He had a robotic prostatectomy at CUH on July 22, 2022.

 

Having been recently diagnosed with prostate cancer and opted for surgery, he was among the early patients to experience the procedure.  

He said: “Knowing I would be home the next day made a real difference to me when I was weighing up my treatment options.  

“I want to be free of cancer and get back to work and my normal life as soon as possible.” 

Alistair added: “Not having to stay in hospital for several days also means someone else can use that bed space and they can have their operation too.” 

Today (Friday, July 29), a week after his operation, Alistair is due back at CUH to have a check-up and his catheter removed. 

The Da Vinci robot is used to carry out a number of other operations at CUH and was donated to the hospital by the Addenbrooke’s Charitable Trust (ACT). 

ACT is currently raising funds to buy CUH another robot.  

The £1.5 million appeal was launched in April last year and has already raised £1.36m through donations and pledges, leaving just £142,000 to reach the target. 

ACT director of fundraising, Claire Billing, said: “Another robot would enable even greater progress in world class surgery right here in Cambridge. 

“It would reduce waiting times and speed up recovery for patients.” 

Claire added: “A massive thank you to everyone who has helped us raise funds so far.  

“We can only reach our target with the support of our community of fundraisers and donors but together we can do this.”  
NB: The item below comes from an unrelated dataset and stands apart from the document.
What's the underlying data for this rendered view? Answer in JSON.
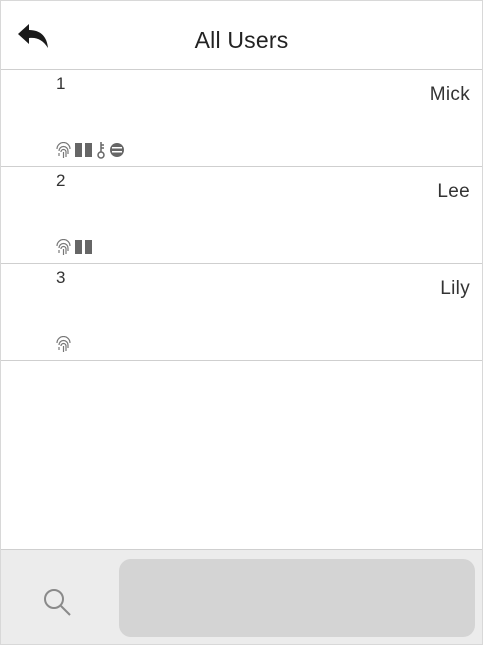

More information on how to donate here

Buy Addenbrooke's a Robot Appeal - Addenbrooke's Charitable Trust (act4addenbrookes.org.uk) 

Cambridge University Hospitals NHS Foundation Trust (CUH) is one of the largest and best-known trusts in the country, delivering high-quality patient care through Addenbrooke’s and the Rosie Hospitals.  

CUH is a leading national centre for specialist treatment for rare or complex conditions and a university teaching hospital with a worldwide reputation.